Adina Berkowitz’s handcrafted customized cookies look so good that I assumed that they couldn’t possibly taste good. I was wrong. Working from her kitchen in Skokie, Illinois, as a one-woman business and sole source of income, Berkowitz designs beautiful, bespoke cookies for birthday parties, weddings, events, and other personal occasions, incorporating pretty much anything you can imagine—from names to pictures—into her craft. You can see the remarkable results on her Instagram page. (I imagine they’d make great place cards for a creative Rosh Hashanah or Sukkot gathering.) Her operation almost didn’t survive the coronavirus, however. Like many small business owners, Berkowitz was hit hard by the many event cancellations it caused, nearly cratering her sales. But she found a way to adapt to the new circumstances: DIY cookie design kits. “I figured I would make one, post a pic on both Instagram and Facebook and see what happens,” she told me. “Within minutes, my phone exploded! People were going nuts for them. After the first day, [I] had a wait list that was a week long, and I was cranking out about 30 kits a day for the first few weeks.” It turned out they were a hit as a home project, and also for Zoom birthday parties. Interested individuals can place their own orders directly by writing to [email protected]. Berkowitz cooks out of her own kitchen, as well as one certified by the Chicago Rabbinical Council, so if one has a preference, just be sure to specify it.

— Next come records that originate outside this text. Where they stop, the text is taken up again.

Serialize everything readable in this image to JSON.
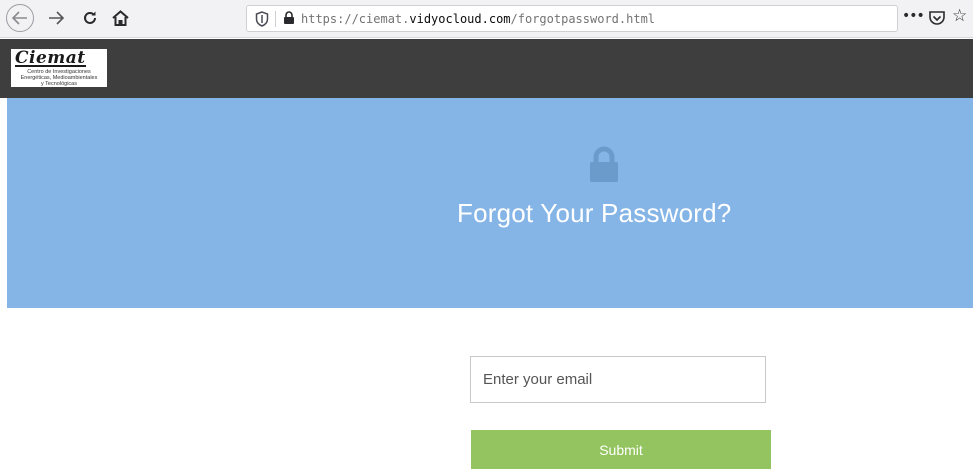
{
  "browser": {
    "url_prefix": "https://ciemat.",
    "url_domain": "vidyocloud.com",
    "url_path": "/forgotpassword.html",
    "more_label": "•••"
  },
  "logo": {
    "wordmark": "Ciemat",
    "tagline_line1": "Centro de Investigaciones",
    "tagline_line2": "Energéticas, Medioambientales",
    "tagline_line3": "y Tecnológicas"
  },
  "hero": {
    "title": "Forgot Your Password?"
  },
  "form": {
    "email_placeholder": "Enter your email",
    "submit_label": "Submit"
  },
  "colors": {
    "header_bg": "#3e3e3e",
    "hero_bg": "#85b5e6",
    "submit_bg": "#93c45f"
  }
}
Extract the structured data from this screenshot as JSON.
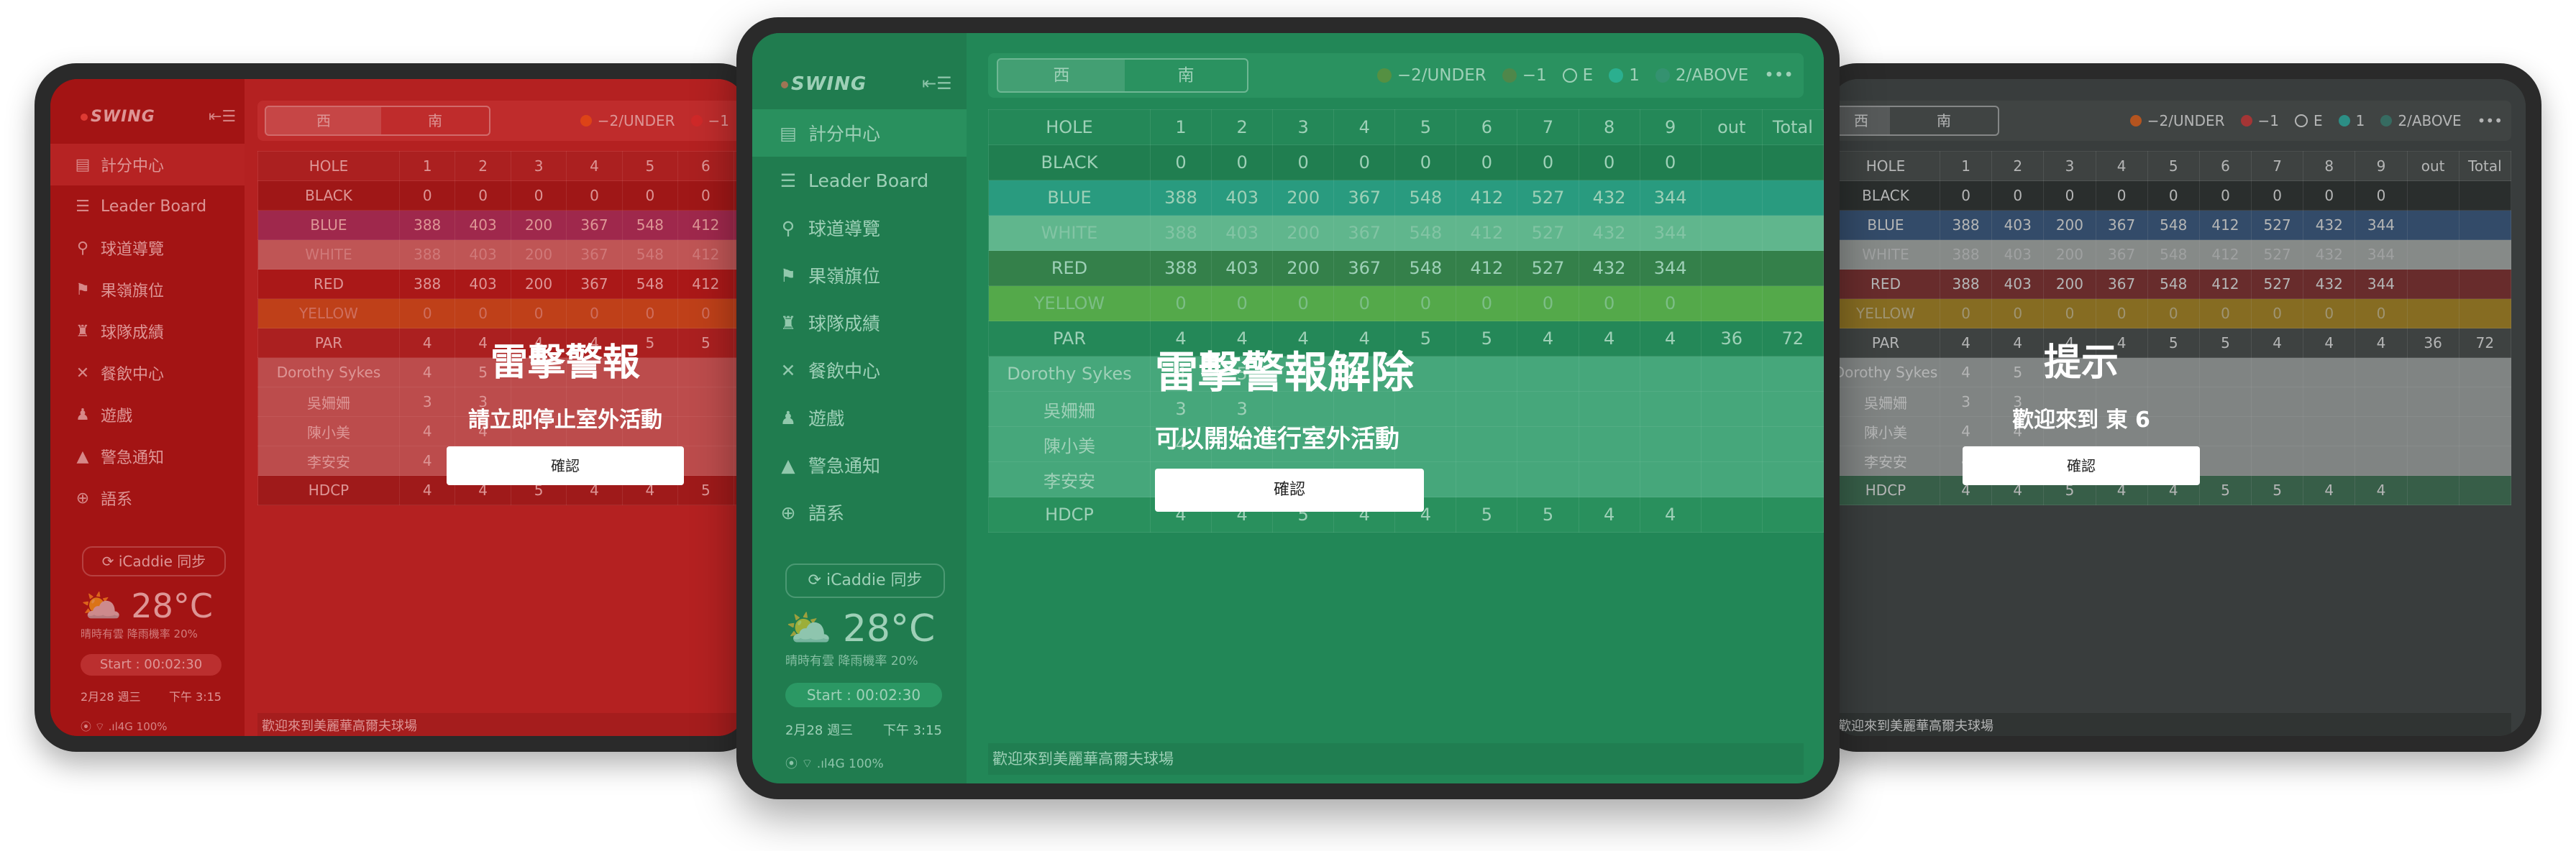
{
  "common": {
    "logo": "SWING",
    "menu": [
      "計分中心",
      "Leader Board",
      "球道導覽",
      "果嶺旗位",
      "球隊成績",
      "餐飲中心",
      "遊戲",
      "警急通知",
      "語系"
    ],
    "icaddie": "iCaddie 同步",
    "temp": "28°C",
    "weather_sub": "晴時有雲  降雨機率 20%",
    "start": "Start : 00:02:30",
    "date": "2月28 週三",
    "time": "下午 3:15",
    "status": "⦿  ⌔ .ıl4G   100%",
    "tabs": [
      "西",
      "南"
    ],
    "legend": [
      "−2/UNDER",
      "−1",
      "E",
      "1",
      "2/ABOVE"
    ],
    "more": "•••",
    "ticker": "歡迎來到美麗華高爾夫球場",
    "header": [
      "HOLE",
      "1",
      "2",
      "3",
      "4",
      "5",
      "6",
      "7",
      "8",
      "9",
      "out",
      "Total"
    ],
    "rows": [
      {
        "label": "BLACK",
        "cells": [
          "0",
          "0",
          "0",
          "0",
          "0",
          "0",
          "0",
          "0",
          "0",
          "",
          ""
        ]
      },
      {
        "label": "BLUE",
        "cells": [
          "388",
          "403",
          "200",
          "367",
          "548",
          "412",
          "527",
          "432",
          "344",
          "",
          ""
        ]
      },
      {
        "label": "WHITE",
        "cells": [
          "388",
          "403",
          "200",
          "367",
          "548",
          "412",
          "527",
          "432",
          "344",
          "",
          ""
        ]
      },
      {
        "label": "RED",
        "cells": [
          "388",
          "403",
          "200",
          "367",
          "548",
          "412",
          "527",
          "432",
          "344",
          "",
          ""
        ]
      },
      {
        "label": "YELLOW",
        "cells": [
          "0",
          "0",
          "0",
          "0",
          "0",
          "0",
          "0",
          "0",
          "0",
          "",
          ""
        ]
      },
      {
        "label": "PAR",
        "cells": [
          "4",
          "4",
          "4",
          "4",
          "5",
          "5",
          "4",
          "4",
          "4",
          "36",
          "72"
        ]
      },
      {
        "label": "Dorothy Sykes",
        "cells": [
          "4",
          "5",
          "",
          "",
          "",
          "",
          "",
          "",
          "",
          "",
          ""
        ]
      },
      {
        "label": "吳姍姍",
        "cells": [
          "3",
          "3",
          "",
          "",
          "",
          "",
          "",
          "",
          "",
          "",
          ""
        ]
      },
      {
        "label": "陳小美",
        "cells": [
          "4",
          "4",
          "",
          "",
          "",
          "",
          "",
          "",
          "",
          "",
          ""
        ]
      },
      {
        "label": "李安安",
        "cells": [
          "4",
          "4",
          "",
          "",
          "",
          "",
          "",
          "",
          "",
          "",
          ""
        ]
      },
      {
        "label": "HDCP",
        "cells": [
          "4",
          "4",
          "5",
          "4",
          "4",
          "5",
          "5",
          "4",
          "4",
          "",
          ""
        ]
      }
    ],
    "confirm": "確認"
  },
  "alerts": {
    "left": {
      "title": "雷擊警報",
      "message": "請立即停止室外活動"
    },
    "center": {
      "title": "雷擊警報解除",
      "message": "可以開始進行室外活動"
    },
    "right": {
      "title": "提示",
      "message": "歡迎來到 東 6"
    }
  },
  "colors": {
    "red_tint": "#b51f1f",
    "green_tint": "#1f7a4e",
    "gray_tint": "#3a3e3d",
    "blue_row": "#2f6fa8",
    "teal_row": "#2fa6a8",
    "white_row": "#b9c0bd",
    "red_row": "#a92e2e",
    "yellow_row": "#d4a017",
    "under": "#ff6b1a",
    "minus1": "#e63b3b",
    "even": "#ffffff",
    "plus1": "#2ec4b6",
    "above": "#3e8e7e",
    "ball_green": "#7b8b2a"
  }
}
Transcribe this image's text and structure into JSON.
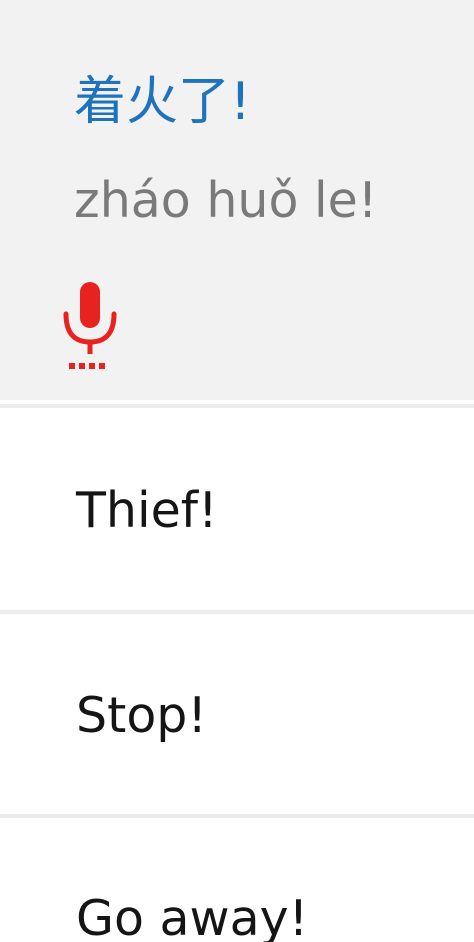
{
  "expanded_phrase": {
    "chinese": "着火了!",
    "pinyin": "zháo huǒ le!",
    "chinese_color": "#1e73be",
    "pinyin_color": "#7a7a7a",
    "background": "#f2f2f2",
    "record_icon": "microphone-icon",
    "record_icon_color": "#e8231f"
  },
  "phrases": [
    {
      "label": "Thief!"
    },
    {
      "label": "Stop!"
    },
    {
      "label": "Go away!"
    }
  ]
}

Eileen Spitalny and David Kravetz first became friends on the kindergarten playground, at which time they bonded over his mother’s brownies. In 1992, they co-founded the Arizona-based mail-order business Fairytale Brownies and never looked back. Today, their fully kosher product line includes flavors and sizes for any palate, from bite-size Magic Morsels, to snack-size Fairytale Sprites, to the massive titular Fairytale Brownies. It’s impossible to pick a favorite flavor, as each one is so perfectly balanced, but I enjoyed the Original, Cream Cheese, Espresso, Mint, Raspberry Swirl, Pecan, Caramel, Walnut, and Toffee Crunch flavors—which just happen to be all the ones I tried. The outlet also offers a selection of cookies and blondies, for those who don’t just want a chocolate fix. Everything comes in a beautifully arrayed box that is perfect for holiday gift-giving. And for those who like to stockpile their treats, the brownies last seven days on the shelf, 30 in the fridge, and six months in the freezer, though as the packaging notes, “if they aren’t devoured by then, we’re impressed.”
Yair Rosenberg is a senior writer at Tablet. Subscribe to his newsletter, listen to his music, and follow him on Twitter and Facebook.